“I would like to start by reiterating the UK’s unwavering support for Ukraine. I would also like to pay tribute to North Macedonia for their work chairing the OSCE this year under such challenging circumstances.”~ UK statement to OSCE
By Matt Baugh
LONDON, England – When we convened in this forum last year, the European security situation had fundamentally changed. Through its full-scale invasion of Ukraine, Russia – enabled by Belarus – shamelessly violated core OSCE principles and the UN Charter.
Principles on the non-use of force, respect for sovereignty and territorial integrity, and the protection of human rights and fundamental freedoms. Tragically, as we meet today, the situation has not improved. More lives lost, more people displaced, more infrastructure destroyed, and more environmental damage needlessly inflicted.
We continue to confront Russian aggression repeatedly in this room, challenging the lies by which the illegal invasion was justified. The world need not take only our word. Putin’s own henchman confirmed that the invasion was built on a lie.
My foreign secretary, speaking to parliament on Monday, highlighted Prigozhin’s words: “There was nothing out of the ordinary before 24 February 2022.”
Prigozhin himself said that Russia’s defence ministry was “trying to deceive both the president and the nation … that there was incredible aggression from the Ukrainian side with NATO support ready to attack Russia.” This is important. The Russian government’s lies have been exposed by one of Putin’s own.
Russia continues to show contempt for the OSCE and its work. Not least as we meet today, as a chair’s conference, after Russia blocked the adoption of the annual security review conference agenda. More broadly, Russia continues to weaponise the OSCE’s consensus principle, obstructing the work of the organisation by delaying critical decisions on its budget and mission mandates.
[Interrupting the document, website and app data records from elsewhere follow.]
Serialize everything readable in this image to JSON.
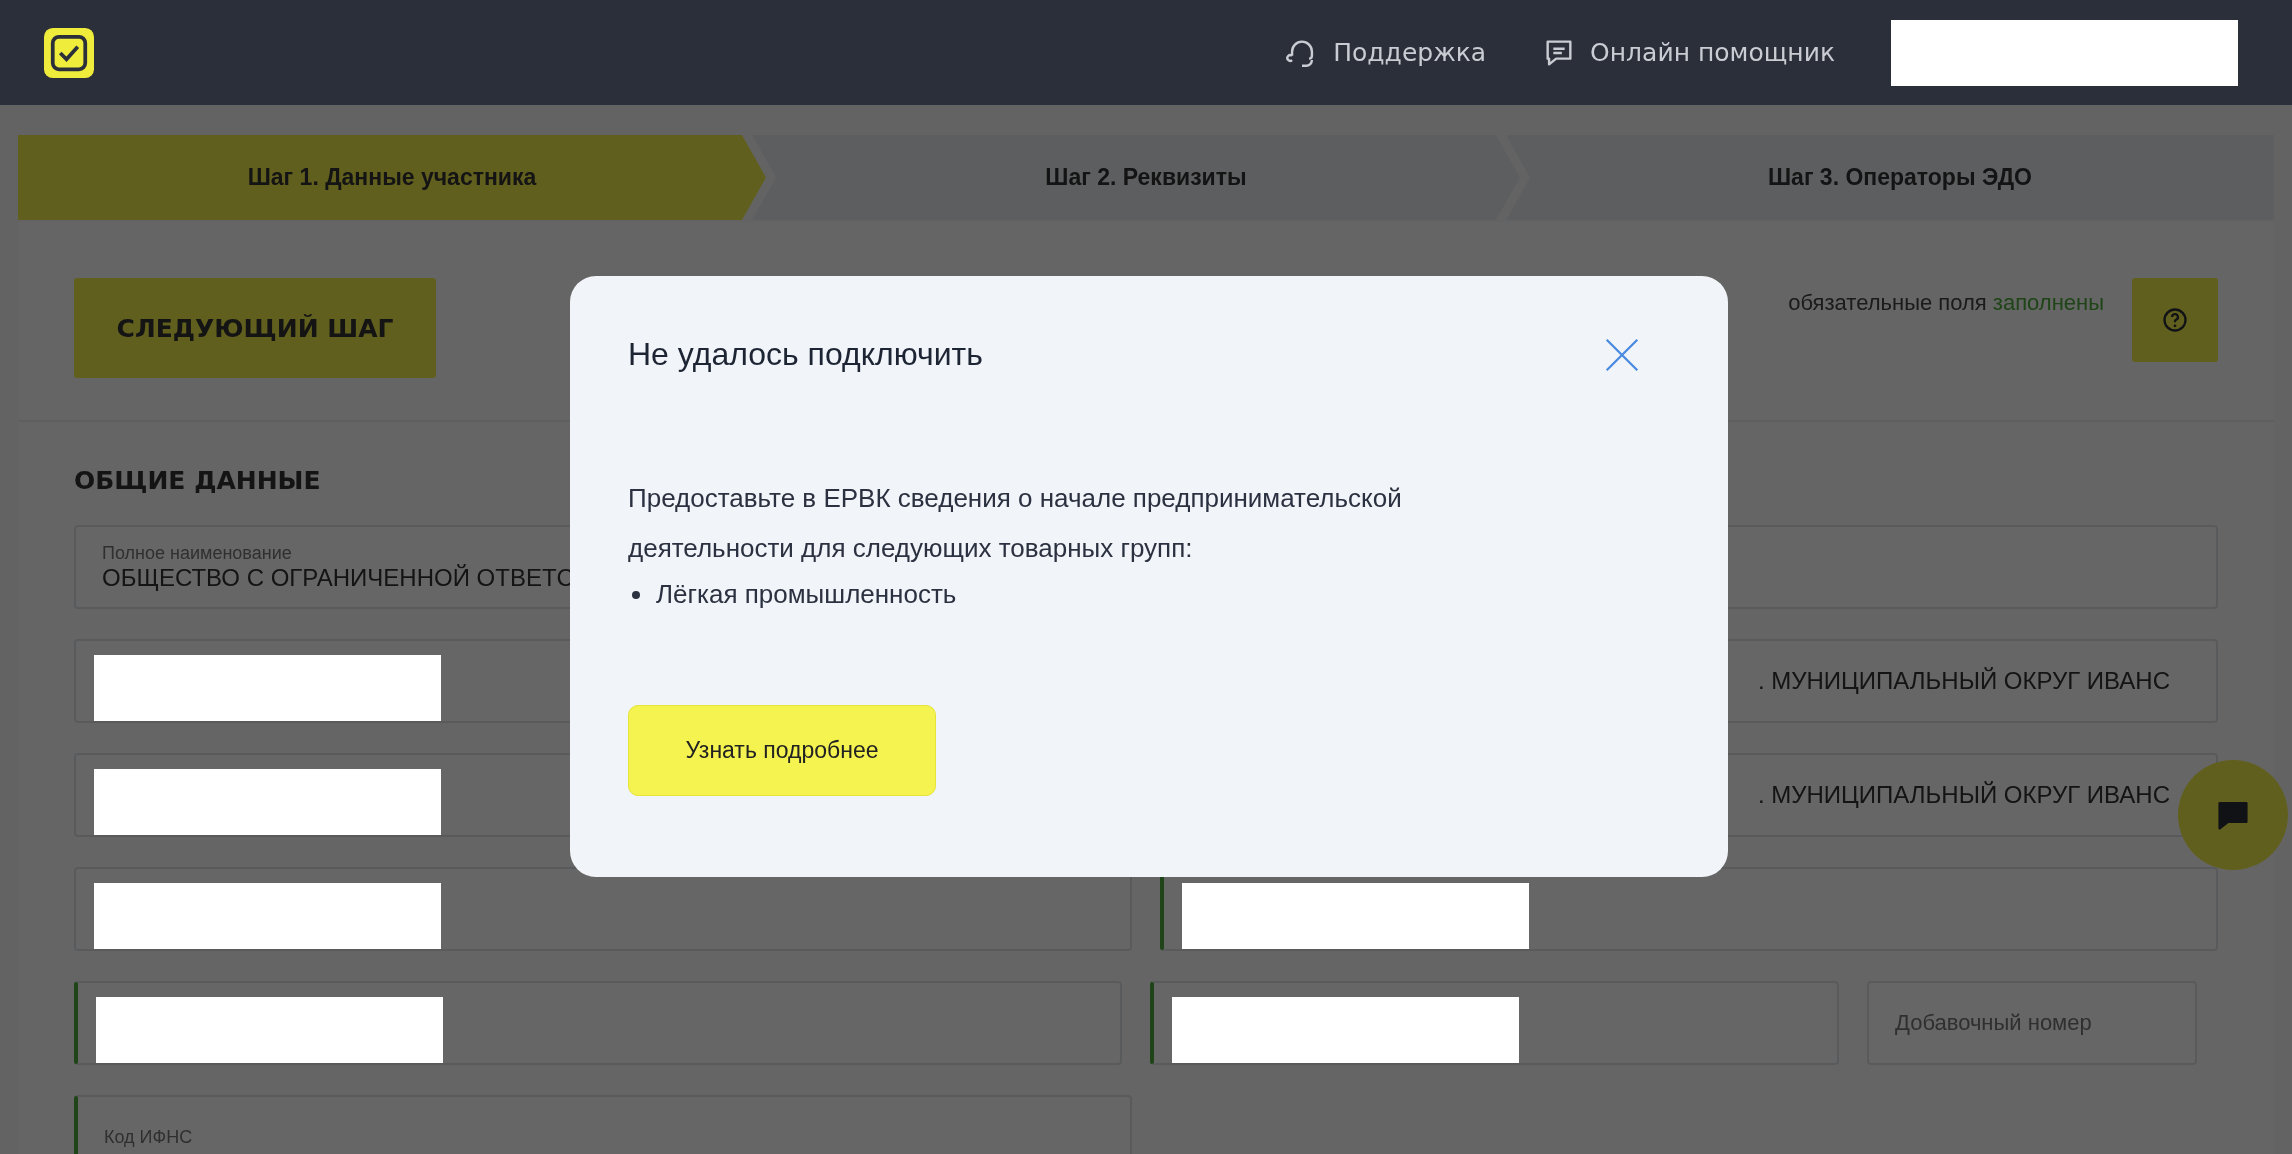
{
  "header": {
    "links": [
      {
        "kind": "support",
        "label": "Поддержка"
      },
      {
        "kind": "chat",
        "label": "Онлайн помощник"
      }
    ]
  },
  "steps": [
    {
      "label": "Шаг 1. Данные участника",
      "selected": true
    },
    {
      "label": "Шаг 2. Реквизиты",
      "selected": false
    },
    {
      "label": "Шаг 3. Операторы ЭДО",
      "selected": false
    }
  ],
  "toolbar": {
    "next_button": "СЛЕДУЮЩИЙ ШАГ",
    "status": {
      "text": "обязательные поля",
      "highlight": "заполнены"
    }
  },
  "section_title": "ОБЩИЕ ДАННЫЕ",
  "rows": [
    [
      {
        "label": "Полное наименование",
        "value": "ОБЩЕСТВО С ОГРАНИЧЕННОЙ ОТВЕТС",
        "redacted": false,
        "valid": false
      },
      {}
    ],
    [
      {
        "redacted": true,
        "valid": false
      },
      {
        "value": ". МУНИЦИПАЛЬНЫЙ ОКРУГ ИВАНС"
      }
    ],
    [
      {
        "redacted": true,
        "valid": false
      },
      {
        "value": ". МУНИЦИПАЛЬНЫЙ ОКРУГ ИВАНС"
      }
    ],
    [
      {
        "redacted": true,
        "valid": false
      },
      {
        "redacted": true,
        "valid": true
      }
    ],
    [
      {
        "redacted": true,
        "valid": true
      },
      {
        "redacted": true,
        "valid": true
      },
      {
        "placeholder": "Добавочный номер",
        "redacted": false,
        "valid": false
      }
    ],
    [
      {
        "label": "Код ИФНС",
        "redacted": false,
        "valid": true
      }
    ]
  ],
  "modal": {
    "title": "Не удалось подключить",
    "message": "Предоставьте в ЕРВК сведения о начале предпринимательской деятельности для следующих товарных групп:",
    "items": [
      "Лёгкая промышленность"
    ],
    "button": "Узнать подробнее"
  }
}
Russia also seems intent on dismantling the architecture of confidence and security-building mechanisms. After withdrawing from the Treaty on Open Skies shortly before it launched the full-scale invasion of Ukraine, Russia has now declared its intention to withdraw from the Conventional Armed Forces in Europe Treaty. We will discuss this in more detail at the Conference of States Parties tomorrow, but this is further evidence of Russia’s willingness to sabotage mechanisms, decades in the making, for its own short-term gain.
Last week, together with Ukraine, the UK co-hosted the Ukraine Recovery Conference – which sent a clear message that a community of nations and organisations stand with our Ukrainian friends as they face this immediate threat. We are particularly grateful to the secretary-general for her participation. For our own part, the UK is committed to providing the capabilities that Ukraine requires, whether long-term economic and fiscal support, or our support for its own defence.
Sanctions imposed by the UK and a range of international partners are also having deep and damaging consequences for Putin’s ability to wage its war – catalysing their longest recession for over 25 years.
The UK will stand by the OSCE. Despite Russia’s irresponsible and hostile attitude towards this organisation, the OSCE continues to demonstrate its considerable value. From the early warning provided by the Vienna Document to the most recent invocations of the Moscow Mechanism. From Central Asia to the Western Balkans, the OSCE’s presence on the ground shows the value of the organisation every day.
The Forum for Security Cooperation continues to hold important discussions on thematic priorities focused on Ukraine, including Children & Armed Conflict for the very first time. And earlier this year, 46 States endorsed the update to the annual voluntary questionnaire on Women, Peace & Security under the Code of Conduct (on Politico-Military Aspects of Security) – the first since its creation in 2011. I say this to prove – as if we needed it – the OSCE is both valuable – and valued.
As Europe’s regional security organisation, the OSCE has decades of experience supporting States to manage and resolve conflicts. Experience that can help Ukraine rebuild and recover. A toolbox, missions and instruments that continue to matter to the wider region too. Notably in Georgia, Moldova, Nagorno-Karabakh, the Western Balkans and Central Asia – including managing the situation in Afghanistan.
Chair, Russia’s attempts to undermine the OSCE will fail. The OSCE is unique. The OSCE continues to matter; and, with our support, it will endure.